*RECORD EXCERPTS*:
- Opening Delimiter -
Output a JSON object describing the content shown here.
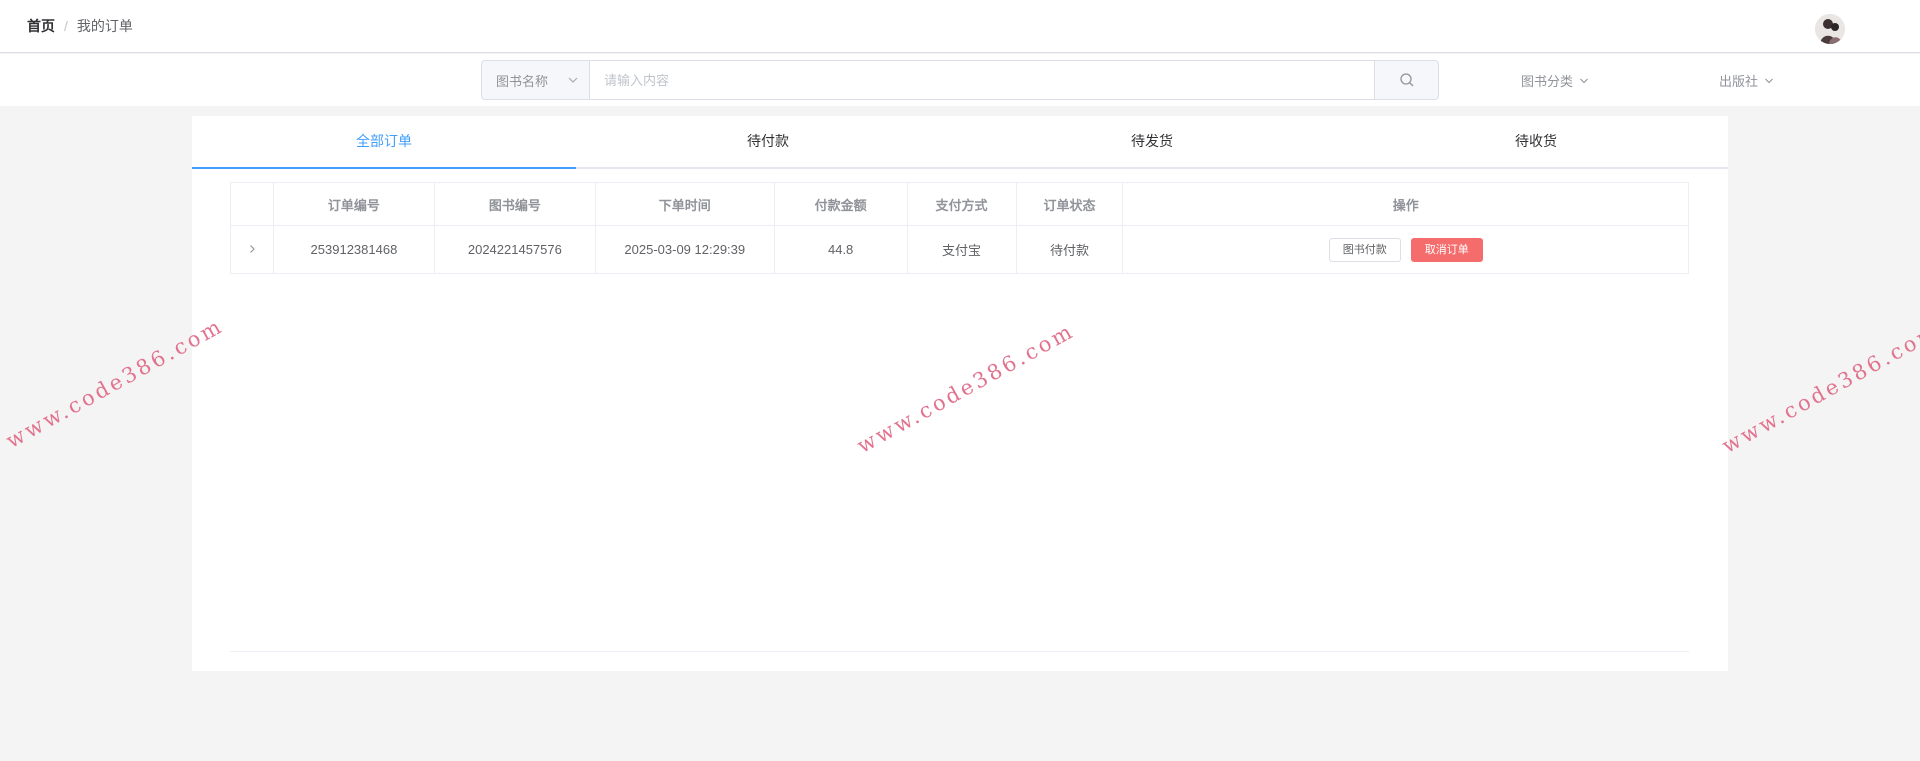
{
  "breadcrumb": {
    "home": "首页",
    "separator": "/",
    "current": "我的订单"
  },
  "search": {
    "select_label": "图书名称",
    "placeholder": "请输入内容",
    "category_label": "图书分类",
    "publisher_label": "出版社"
  },
  "tabs": [
    {
      "label": "全部订单",
      "active": true
    },
    {
      "label": "待付款",
      "active": false
    },
    {
      "label": "待发货",
      "active": false
    },
    {
      "label": "待收货",
      "active": false
    }
  ],
  "table": {
    "headers": [
      "订单编号",
      "图书编号",
      "下单时间",
      "付款金额",
      "支付方式",
      "订单状态",
      "操作"
    ],
    "rows": [
      {
        "order_no": "253912381468",
        "book_no": "2024221457576",
        "time": "2025-03-09 12:29:39",
        "amount": "44.8",
        "pay_method": "支付宝",
        "status": "待付款",
        "pay_button": "图书付款",
        "cancel_button": "取消订单"
      }
    ]
  },
  "watermark": "www.code386.com",
  "colors": {
    "accent": "#409eff",
    "danger": "#f56c6c",
    "watermark": "#e2738f",
    "page_bg": "#f4f4f4"
  }
}
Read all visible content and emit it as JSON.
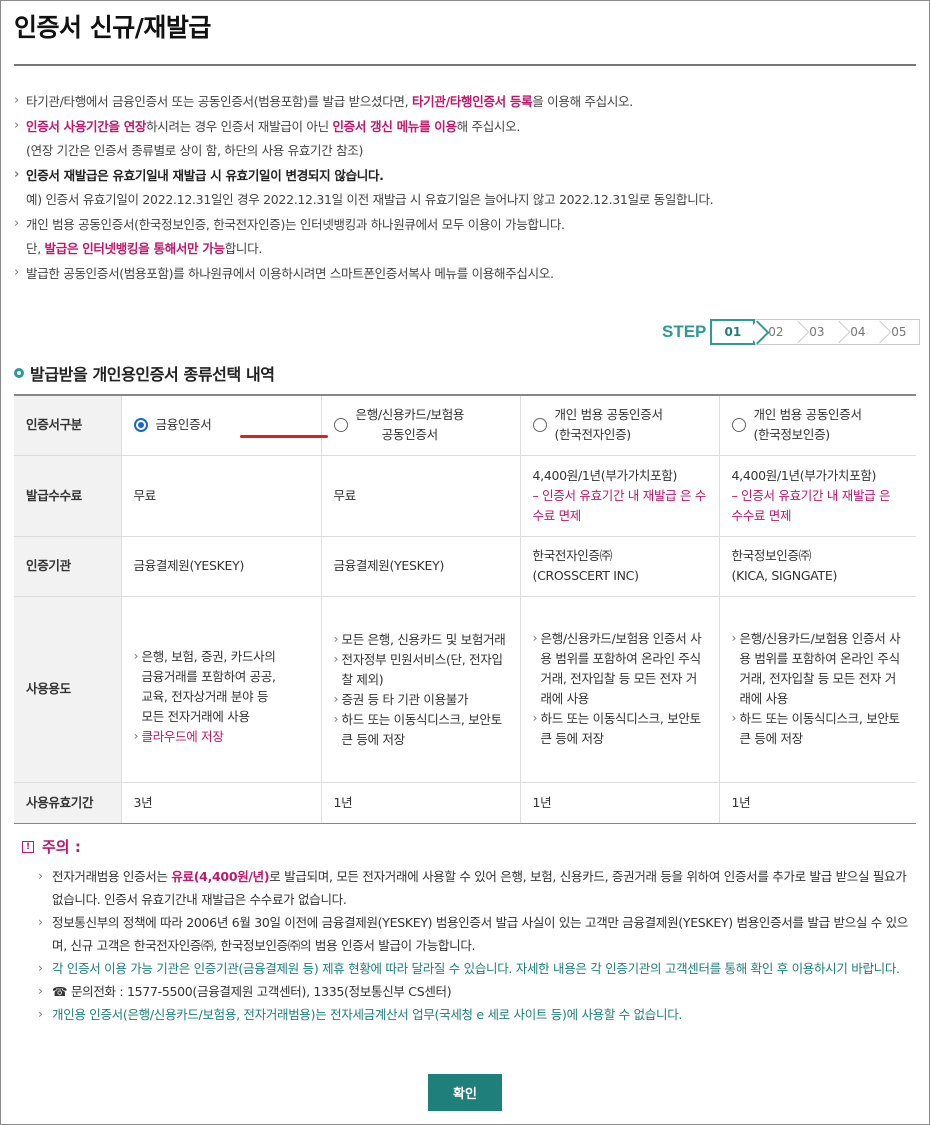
{
  "page": {
    "title": "인증서 신규/재발급"
  },
  "notices": {
    "n1_pre": "타기관/타행에서 금융인증서 또는 공동인증서(범용포함)를 발급 받으셨다면, ",
    "n1_link": "타기관/타행인증서 등록",
    "n1_post": "을 이용해 주십시오.",
    "n2_link1": "인증서 사용기간을 연장",
    "n2_mid": "하시려는 경우 인증서 재발급이 아닌 ",
    "n2_link2": "인증서 갱신 메뉴를 이용",
    "n2_post": "해 주십시오.",
    "n2_sub": "(연장 기간은 인증서 종류별로 상이 함, 하단의 사용 유효기간 참조)",
    "n3": "인증서 재발급은 유효기일내 재발급 시 유효기일이 변경되지 않습니다.",
    "n3_sub": "예) 인증서 유효기일이 2022.12.31일인 경우 2022.12.31일 이전 재발급 시 유효기일은 늘어나지 않고 2022.12.31일로 동일합니다.",
    "n4": "개인 범용 공동인증서(한국정보인증, 한국전자인증)는 인터넷뱅킹과 하나원큐에서 모두 이용이 가능합니다.",
    "n4_sub_pre": "단, ",
    "n4_sub_link": "발급은 인터넷뱅킹을 통해서만 가능",
    "n4_sub_post": "합니다.",
    "n5": "발급한 공동인증서(범용포함)를 하나원큐에서 이용하시려면 스마트폰인증서복사 메뉴를 이용해주십시오."
  },
  "steps": {
    "label": "STEP",
    "items": [
      "01",
      "02",
      "03",
      "04",
      "05"
    ],
    "active": "01"
  },
  "section_title": "발급받을 개인용인증서 종류선택 내역",
  "table": {
    "row_labels": {
      "type": "인증서구분",
      "fee": "발급수수료",
      "issuer": "인증기관",
      "usage": "사용용도",
      "validity": "사용유효기간"
    },
    "col1": {
      "type": "금융인증서",
      "fee": "무료",
      "issuer": "금융결제원(YESKEY)",
      "usage": [
        "은행, 보험, 증권, 카드사의",
        "금융거래를 포함하여 공공,",
        "교육, 전자상거래 분야 등",
        "모든 전자거래에 사용"
      ],
      "usage_note": "클라우드에 저장",
      "validity": "3년",
      "selected": true
    },
    "col2": {
      "type_line1": "은행/신용카드/보험용",
      "type_line2": "공동인증서",
      "fee": "무료",
      "issuer": "금융결제원(YESKEY)",
      "usage": [
        "모든 은행, 신용카드 및 보험거래",
        "전자정부 민원서비스(단, 전자입찰 제외)",
        "증권 등 타 기관 이용불가",
        "하드 또는 이동식디스크, 보안토큰 등에 저장"
      ],
      "validity": "1년"
    },
    "col3": {
      "type_line1": "개인 범용 공동인증서",
      "type_line2": "(한국전자인증)",
      "fee": "4,400원/1년(부가가치포함)",
      "fee_note": "– 인증서 유효기간 내 재발급 은 수수료 면제",
      "issuer_line1": "한국전자인증㈜",
      "issuer_line2": "(CROSSCERT INC)",
      "usage": [
        "은행/신용카드/보험용 인증서 사용 범위를 포함하여 온라인 주식거래, 전자입찰 등 모든 전자 거래에 사용",
        "하드 또는 이동식디스크, 보안토큰 등에 저장"
      ],
      "validity": "1년"
    },
    "col4": {
      "type_line1": "개인 범용 공동인증서",
      "type_line2": "(한국정보인증)",
      "fee": "4,400원/1년(부가가치포함)",
      "fee_note": "– 인증서 유효기간 내 재발급 은 수수료 면제",
      "issuer_line1": "한국정보인증㈜",
      "issuer_line2": "(KICA, SIGNGATE)",
      "usage": [
        "은행/신용카드/보험용 인증서 사용 범위를 포함하여 온라인 주식거래, 전자입찰 등 모든 전자 거래에 사용",
        "하드 또는 이동식디스크, 보안토큰 등에 저장"
      ],
      "validity": "1년"
    }
  },
  "caution": {
    "title": "주의 :",
    "c1_pre": "전자거래범용 인증서는 ",
    "c1_link": "유료(4,400원/년)",
    "c1_post": "로 발급되며, 모든 전자거래에 사용할 수 있어 은행, 보험, 신용카드, 증권거래 등을 위하여 인증서를 추가로 발급 받으실 필요가 없습니다. 인증서 유효기간내 재발급은 수수료가 없습니다.",
    "c2": "정보통신부의 정책에 따라 2006년 6월 30일 이전에 금융결제원(YESKEY) 범용인증서 발급 사실이 있는 고객만 금융결제원(YESKEY) 범용인증서를 발급 받으실 수 있으며, 신규 고객은 한국전자인증㈜, 한국정보인증㈜의 범용 인증서 발급이 가능합니다.",
    "c3": "각 인증서 이용 가능 기관은 인증기관(금융결제원 등) 제휴 현황에 따라 달라질 수 있습니다. 자세한 내용은 각 인증기관의 고객센터를 통해 확인 후 이용하시기 바랍니다.",
    "c4": "☎ 문의전화 : 1577-5500(금융결제원 고객센터), 1335(정보통신부 CS센터)",
    "c5": "개인용 인증서(은행/신용카드/보험용, 전자거래범용)는 전자세금계산서 업무(국세청 e 세로 사이트 등)에 사용할 수 없습니다."
  },
  "confirm_label": "확인",
  "colors": {
    "accent": "#1f7f7b",
    "highlight": "#c0186a",
    "radio_selected": "#1a66cc"
  }
}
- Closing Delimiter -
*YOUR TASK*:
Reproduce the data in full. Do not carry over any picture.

*SOLUTION*:
Output a JSON object describing the content shown here.
{
  "breadcrumb": {
    "home": "首页",
    "separator": "/",
    "current": "我的订单"
  },
  "search": {
    "select_label": "图书名称",
    "placeholder": "请输入内容",
    "category_label": "图书分类",
    "publisher_label": "出版社"
  },
  "tabs": [
    {
      "label": "全部订单",
      "active": true
    },
    {
      "label": "待付款",
      "active": false
    },
    {
      "label": "待发货",
      "active": false
    },
    {
      "label": "待收货",
      "active": false
    }
  ],
  "table": {
    "headers": [
      "订单编号",
      "图书编号",
      "下单时间",
      "付款金额",
      "支付方式",
      "订单状态",
      "操作"
    ],
    "rows": [
      {
        "order_no": "253912381468",
        "book_no": "2024221457576",
        "time": "2025-03-09 12:29:39",
        "amount": "44.8",
        "pay_method": "支付宝",
        "status": "待付款",
        "pay_button": "图书付款",
        "cancel_button": "取消订单"
      }
    ]
  },
  "watermark": "www.code386.com",
  "colors": {
    "accent": "#409eff",
    "danger": "#f56c6c",
    "watermark": "#e2738f",
    "page_bg": "#f4f4f4"
  }
}
Read all visible content and emit it as JSON.
{
  "page": {
    "title": "인증서 신규/재발급"
  },
  "notices": {
    "n1_pre": "타기관/타행에서 금융인증서 또는 공동인증서(범용포함)를 발급 받으셨다면, ",
    "n1_link": "타기관/타행인증서 등록",
    "n1_post": "을 이용해 주십시오.",
    "n2_link1": "인증서 사용기간을 연장",
    "n2_mid": "하시려는 경우 인증서 재발급이 아닌 ",
    "n2_link2": "인증서 갱신 메뉴를 이용",
    "n2_post": "해 주십시오.",
    "n2_sub": "(연장 기간은 인증서 종류별로 상이 함, 하단의 사용 유효기간 참조)",
    "n3": "인증서 재발급은 유효기일내 재발급 시 유효기일이 변경되지 않습니다.",
    "n3_sub": "예) 인증서 유효기일이 2022.12.31일인 경우 2022.12.31일 이전 재발급 시 유효기일은 늘어나지 않고 2022.12.31일로 동일합니다.",
    "n4": "개인 범용 공동인증서(한국정보인증, 한국전자인증)는 인터넷뱅킹과 하나원큐에서 모두 이용이 가능합니다.",
    "n4_sub_pre": "단, ",
    "n4_sub_link": "발급은 인터넷뱅킹을 통해서만 가능",
    "n4_sub_post": "합니다.",
    "n5": "발급한 공동인증서(범용포함)를 하나원큐에서 이용하시려면 스마트폰인증서복사 메뉴를 이용해주십시오."
  },
  "steps": {
    "label": "STEP",
    "items": [
      "01",
      "02",
      "03",
      "04",
      "05"
    ],
    "active": "01"
  },
  "section_title": "발급받을 개인용인증서 종류선택 내역",
  "table": {
    "row_labels": {
      "type": "인증서구분",
      "fee": "발급수수료",
      "issuer": "인증기관",
      "usage": "사용용도",
      "validity": "사용유효기간"
    },
    "col1": {
      "type": "금융인증서",
      "fee": "무료",
      "issuer": "금융결제원(YESKEY)",
      "usage": [
        "은행, 보험, 증권, 카드사의",
        "금융거래를 포함하여 공공,",
        "교육, 전자상거래 분야 등",
        "모든 전자거래에 사용"
      ],
      "usage_note": "클라우드에 저장",
      "validity": "3년",
      "selected": true
    },
    "col2": {
      "type_line1": "은행/신용카드/보험용",
      "type_line2": "공동인증서",
      "fee": "무료",
      "issuer": "금융결제원(YESKEY)",
      "usage": [
        "모든 은행, 신용카드 및 보험거래",
        "전자정부 민원서비스(단, 전자입찰 제외)",
        "증권 등 타 기관 이용불가",
        "하드 또는 이동식디스크, 보안토큰 등에 저장"
      ],
      "validity": "1년"
    },
    "col3": {
      "type_line1": "개인 범용 공동인증서",
      "type_line2": "(한국전자인증)",
      "fee": "4,400원/1년(부가가치포함)",
      "fee_note": "– 인증서 유효기간 내 재발급 은 수수료 면제",
      "issuer_line1": "한국전자인증㈜",
      "issuer_line2": "(CROSSCERT INC)",
      "usage": [
        "은행/신용카드/보험용 인증서 사용 범위를 포함하여 온라인 주식거래, 전자입찰 등 모든 전자 거래에 사용",
        "하드 또는 이동식디스크, 보안토큰 등에 저장"
      ],
      "validity": "1년"
    },
    "col4": {
      "type_line1": "개인 범용 공동인증서",
      "type_line2": "(한국정보인증)",
      "fee": "4,400원/1년(부가가치포함)",
      "fee_note": "– 인증서 유효기간 내 재발급 은 수수료 면제",
      "issuer_line1": "한국정보인증㈜",
      "issuer_line2": "(KICA, SIGNGATE)",
      "usage": [
        "은행/신용카드/보험용 인증서 사용 범위를 포함하여 온라인 주식거래, 전자입찰 등 모든 전자 거래에 사용",
        "하드 또는 이동식디스크, 보안토큰 등에 저장"
      ],
      "validity": "1년"
    }
  },
  "caution": {
    "title": "주의 :",
    "c1_pre": "전자거래범용 인증서는 ",
    "c1_link": "유료(4,400원/년)",
    "c1_post": "로 발급되며, 모든 전자거래에 사용할 수 있어 은행, 보험, 신용카드, 증권거래 등을 위하여 인증서를 추가로 발급 받으실 필요가 없습니다. 인증서 유효기간내 재발급은 수수료가 없습니다.",
    "c2": "정보통신부의 정책에 따라 2006년 6월 30일 이전에 금융결제원(YESKEY) 범용인증서 발급 사실이 있는 고객만 금융결제원(YESKEY) 범용인증서를 발급 받으실 수 있으며, 신규 고객은 한국전자인증㈜, 한국정보인증㈜의 범용 인증서 발급이 가능합니다.",
    "c3": "각 인증서 이용 가능 기관은 인증기관(금융결제원 등) 제휴 현황에 따라 달라질 수 있습니다. 자세한 내용은 각 인증기관의 고객센터를 통해 확인 후 이용하시기 바랍니다.",
    "c4": "☎ 문의전화 : 1577-5500(금융결제원 고객센터), 1335(정보통신부 CS센터)",
    "c5": "개인용 인증서(은행/신용카드/보험용, 전자거래범용)는 전자세금계산서 업무(국세청 e 세로 사이트 등)에 사용할 수 없습니다."
  },
  "confirm_label": "확인",
  "colors": {
    "accent": "#1f7f7b",
    "highlight": "#c0186a",
    "radio_selected": "#1a66cc"
  }
}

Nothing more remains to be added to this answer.